In this time of giving I've been thinking about the ways prisoners show their loved ones how much their care about them. Cards are common and prisoners often spend time creating art and whatever small gifts they can muster for family. When I taught at Framingham, Dolly used to knit for her grandkids; I knew women who sold art to make money to afford to send a present beyond the bars. I have cards; I sent cards. I relish every effort someone makes who lives behind bars.
What people don't often realize is that there are some innovative programs around the country that specialize in the very real need that prisoners have to make a difference, i.e. giving to others helps make their lives meaningful. A program I came across in Washington state offers prisoners the opportunity to repair bicycles for kids. As reported by the Associated Press on Oregon Live , they use formerly loved (used) and abandoned bikes
photo by AP/in The Seattle Times/Mike SiegeI
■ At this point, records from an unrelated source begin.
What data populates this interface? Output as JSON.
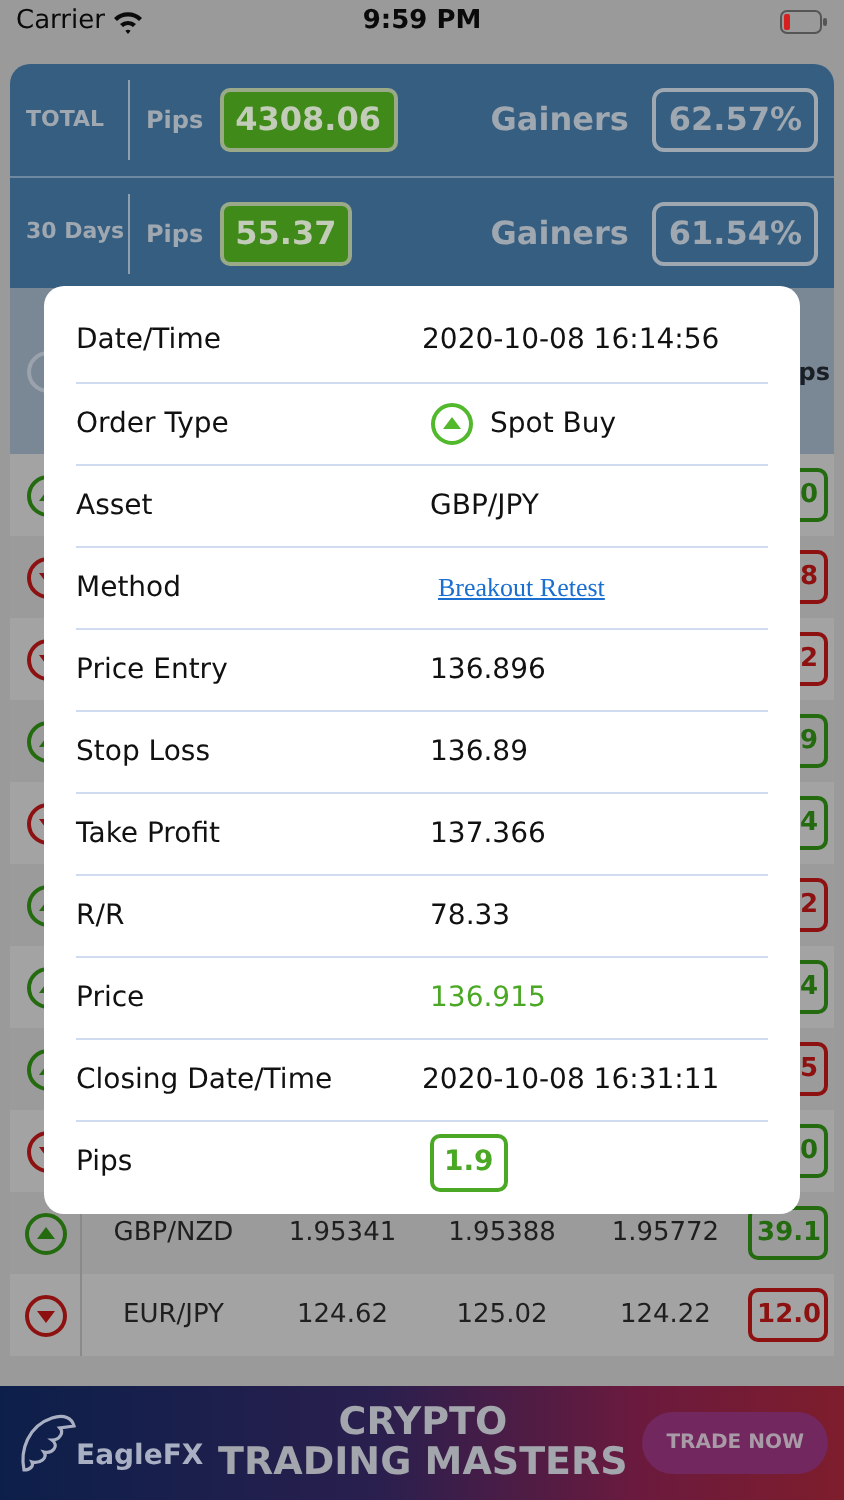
{
  "status_bar": {
    "carrier": "Carrier",
    "time": "9:59 PM"
  },
  "stats": [
    {
      "period": "TOTAL",
      "pips_label": "Pips",
      "pips": "4308.06",
      "gainers_label": "Gainers",
      "gainers": "62.57%"
    },
    {
      "period": "30 Days",
      "pips_label": "Pips",
      "pips": "55.37",
      "gainers_label": "Gainers",
      "gainers": "61.54%"
    }
  ],
  "table": {
    "header_fragment": "ps",
    "rows": [
      {
        "kind": "covered",
        "rising": true,
        "profit": true,
        "pips": "0"
      },
      {
        "kind": "covered",
        "rising": false,
        "profit": false,
        "pips": "8"
      },
      {
        "kind": "covered",
        "rising": false,
        "profit": false,
        "pips": "2"
      },
      {
        "kind": "covered",
        "rising": true,
        "profit": true,
        "pips": "9"
      },
      {
        "kind": "covered",
        "rising": false,
        "profit": true,
        "pips": "4"
      },
      {
        "kind": "covered",
        "rising": true,
        "profit": false,
        "pips": "2"
      },
      {
        "kind": "covered",
        "rising": true,
        "profit": true,
        "pips": "4"
      },
      {
        "kind": "covered",
        "rising": true,
        "profit": false,
        "pips": "5"
      },
      {
        "kind": "covered",
        "rising": false,
        "profit": true,
        "pips": "0"
      },
      {
        "kind": "full",
        "rising": true,
        "profit": true,
        "asset": "GBP/NZD",
        "column_2": "1.95341",
        "column_3": "1.95388",
        "column_4": "1.95772",
        "pips": "39.1"
      },
      {
        "kind": "full",
        "rising": false,
        "profit": false,
        "asset": "EUR/JPY",
        "column_2": "124.62",
        "column_3": "125.02",
        "column_4": "124.22",
        "pips": "12.0"
      }
    ]
  },
  "modal": {
    "rows": [
      {
        "kind": "text",
        "label": "Date/Time",
        "value": "2020-10-08 16:14:56"
      },
      {
        "kind": "order",
        "label": "Order Type",
        "value": "Spot Buy",
        "rising": true
      },
      {
        "kind": "text",
        "label": "Asset",
        "value": "GBP/JPY"
      },
      {
        "kind": "link",
        "label": "Method",
        "value": "Breakout Retest"
      },
      {
        "kind": "text",
        "label": "Price Entry",
        "value": "136.896"
      },
      {
        "kind": "text",
        "label": "Stop Loss",
        "value": "136.89"
      },
      {
        "kind": "text",
        "label": "Take Profit",
        "value": "137.366"
      },
      {
        "kind": "text",
        "label": "R/R",
        "value": "78.33"
      },
      {
        "kind": "price",
        "label": "Price",
        "value": "136.915",
        "profit": true
      },
      {
        "kind": "text",
        "label": "Closing Date/Time",
        "value": "2020-10-08 16:31:11"
      },
      {
        "kind": "pips",
        "label": "Pips",
        "value": "1.9",
        "profit": true
      }
    ]
  },
  "ad": {
    "brand": "EagleFX",
    "headline": [
      "CRYPTO",
      "TRADING MASTERS"
    ],
    "button": "TRADE NOW"
  }
}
One of the most appealing parts of the program is that men who were convicted of heinous crimes against children want desperately to make up for their crimes through this program. While some need training to fix bikes, others come in with experience. As one man involved said, "I'm here trying to help other people. I believe in karma."
Another well-known program where prisoners get to give back is the Prisoner Pup program at over thirteen prisons in Massachusetts. Prisoners train dogs to help people who are blind or deaf or have disabilities. They make a 12-18 month commitment ,according to the National Education for Assistance Dog Services website: The purpose is to give prisoners a real and important responsibility and to allow them to help others. According to NEADS, "Puppies spend most of their time with the primary handler going to classes, recreation areas, and dining halls." Each puppy sleeps in his or her primary handler’s cell. Prisoners learn how to teach their puppy tasks, groom them and give them exceptional obedience skills. "Whether going to a medical appointment, the TV lounge, or the family and friends visiting room, the puppy is usually right by the handler’s side."